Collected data
Start of Block
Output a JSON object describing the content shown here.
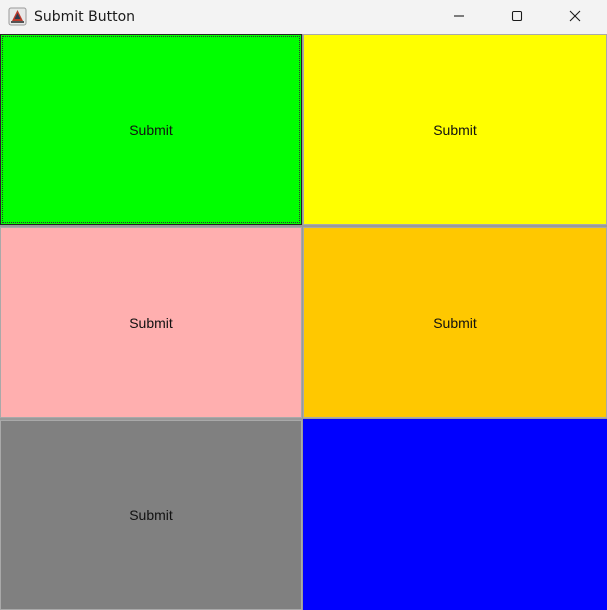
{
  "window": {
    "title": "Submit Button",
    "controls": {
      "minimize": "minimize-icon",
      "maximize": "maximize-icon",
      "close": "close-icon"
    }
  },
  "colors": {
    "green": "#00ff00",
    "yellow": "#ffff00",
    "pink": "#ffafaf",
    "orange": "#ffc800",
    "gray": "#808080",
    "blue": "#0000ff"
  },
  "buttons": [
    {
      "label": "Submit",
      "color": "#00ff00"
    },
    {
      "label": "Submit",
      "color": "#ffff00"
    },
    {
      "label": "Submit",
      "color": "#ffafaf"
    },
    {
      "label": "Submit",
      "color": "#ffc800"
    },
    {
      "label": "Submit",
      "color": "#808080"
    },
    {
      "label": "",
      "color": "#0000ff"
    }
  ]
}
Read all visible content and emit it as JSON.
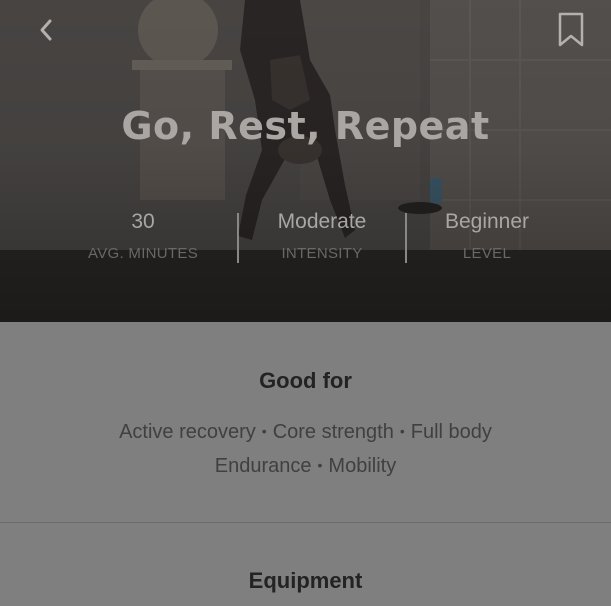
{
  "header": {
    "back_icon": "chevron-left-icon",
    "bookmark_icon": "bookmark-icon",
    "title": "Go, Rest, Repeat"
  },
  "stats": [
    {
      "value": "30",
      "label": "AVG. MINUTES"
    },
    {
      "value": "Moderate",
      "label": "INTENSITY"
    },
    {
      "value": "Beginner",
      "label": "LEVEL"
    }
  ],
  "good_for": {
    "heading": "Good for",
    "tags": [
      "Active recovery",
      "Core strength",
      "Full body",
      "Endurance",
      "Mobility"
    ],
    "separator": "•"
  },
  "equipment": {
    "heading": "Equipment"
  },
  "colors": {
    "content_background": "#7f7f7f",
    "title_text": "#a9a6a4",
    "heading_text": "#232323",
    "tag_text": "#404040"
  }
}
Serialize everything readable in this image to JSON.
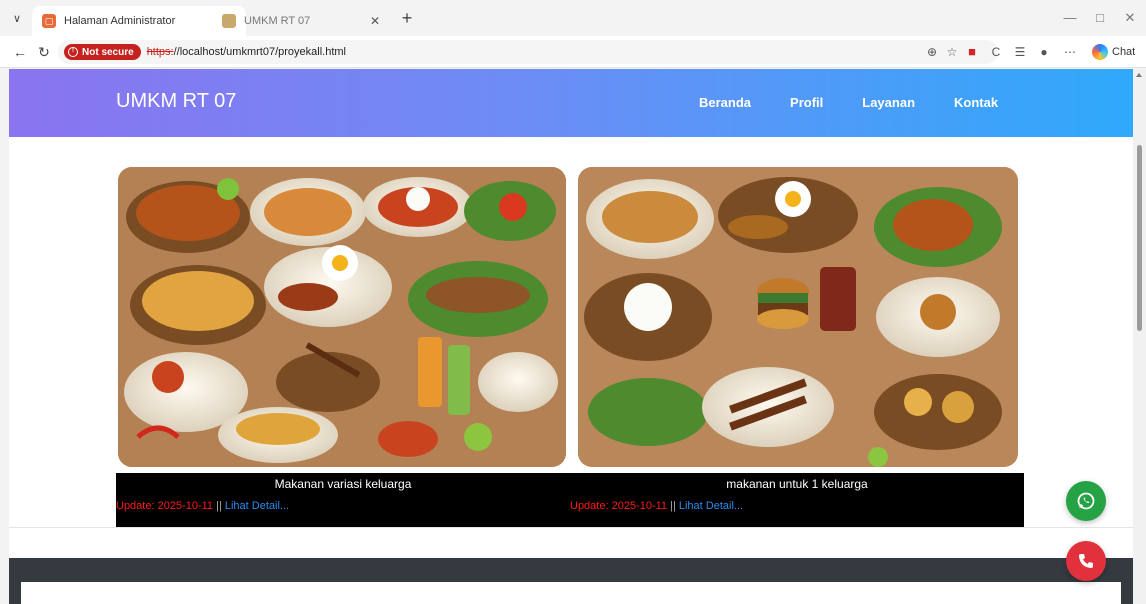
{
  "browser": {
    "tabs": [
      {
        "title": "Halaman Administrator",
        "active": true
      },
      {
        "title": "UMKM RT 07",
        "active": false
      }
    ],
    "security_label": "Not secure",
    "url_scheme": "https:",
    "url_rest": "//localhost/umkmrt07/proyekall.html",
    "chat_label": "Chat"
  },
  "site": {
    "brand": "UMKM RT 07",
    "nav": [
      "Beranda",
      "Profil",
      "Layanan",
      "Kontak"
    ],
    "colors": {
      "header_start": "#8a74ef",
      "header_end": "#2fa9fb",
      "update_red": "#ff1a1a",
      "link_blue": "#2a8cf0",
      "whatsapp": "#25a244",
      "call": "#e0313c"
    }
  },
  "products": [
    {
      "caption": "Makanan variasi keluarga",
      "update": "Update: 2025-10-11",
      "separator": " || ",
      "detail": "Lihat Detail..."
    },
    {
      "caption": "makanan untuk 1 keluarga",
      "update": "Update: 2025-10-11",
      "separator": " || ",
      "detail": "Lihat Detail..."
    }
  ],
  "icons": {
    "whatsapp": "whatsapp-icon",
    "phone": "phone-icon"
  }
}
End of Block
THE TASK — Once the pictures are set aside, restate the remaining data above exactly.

SOLUTION TO THIS EXERCISE —
Output a JSON object describing the content shown here.
{
  "window": {
    "title": "Submit Button",
    "controls": {
      "minimize": "minimize-icon",
      "maximize": "maximize-icon",
      "close": "close-icon"
    }
  },
  "colors": {
    "green": "#00ff00",
    "yellow": "#ffff00",
    "pink": "#ffafaf",
    "orange": "#ffc800",
    "gray": "#808080",
    "blue": "#0000ff"
  },
  "buttons": [
    {
      "label": "Submit",
      "color": "#00ff00"
    },
    {
      "label": "Submit",
      "color": "#ffff00"
    },
    {
      "label": "Submit",
      "color": "#ffafaf"
    },
    {
      "label": "Submit",
      "color": "#ffc800"
    },
    {
      "label": "Submit",
      "color": "#808080"
    },
    {
      "label": "",
      "color": "#0000ff"
    }
  ]
}
Read all visible content and emit it as JSON.
{
  "header": {
    "back_icon": "chevron-left-icon",
    "bookmark_icon": "bookmark-icon",
    "title": "Go, Rest, Repeat"
  },
  "stats": [
    {
      "value": "30",
      "label": "AVG. MINUTES"
    },
    {
      "value": "Moderate",
      "label": "INTENSITY"
    },
    {
      "value": "Beginner",
      "label": "LEVEL"
    }
  ],
  "good_for": {
    "heading": "Good for",
    "tags": [
      "Active recovery",
      "Core strength",
      "Full body",
      "Endurance",
      "Mobility"
    ],
    "separator": "•"
  },
  "equipment": {
    "heading": "Equipment"
  },
  "colors": {
    "content_background": "#7f7f7f",
    "title_text": "#a9a6a4",
    "heading_text": "#232323",
    "tag_text": "#404040"
  }
}
Serialize everything readable in this image to JSON.
{
  "browser": {
    "tabs": [
      {
        "title": "Halaman Administrator",
        "active": true
      },
      {
        "title": "UMKM RT 07",
        "active": false
      }
    ],
    "security_label": "Not secure",
    "url_scheme": "https:",
    "url_rest": "//localhost/umkmrt07/proyekall.html",
    "chat_label": "Chat"
  },
  "site": {
    "brand": "UMKM RT 07",
    "nav": [
      "Beranda",
      "Profil",
      "Layanan",
      "Kontak"
    ],
    "colors": {
      "header_start": "#8a74ef",
      "header_end": "#2fa9fb",
      "update_red": "#ff1a1a",
      "link_blue": "#2a8cf0",
      "whatsapp": "#25a244",
      "call": "#e0313c"
    }
  },
  "products": [
    {
      "caption": "Makanan variasi keluarga",
      "update": "Update: 2025-10-11",
      "separator": " || ",
      "detail": "Lihat Detail..."
    },
    {
      "caption": "makanan untuk 1 keluarga",
      "update": "Update: 2025-10-11",
      "separator": " || ",
      "detail": "Lihat Detail..."
    }
  ],
  "icons": {
    "whatsapp": "whatsapp-icon",
    "phone": "phone-icon"
  }
}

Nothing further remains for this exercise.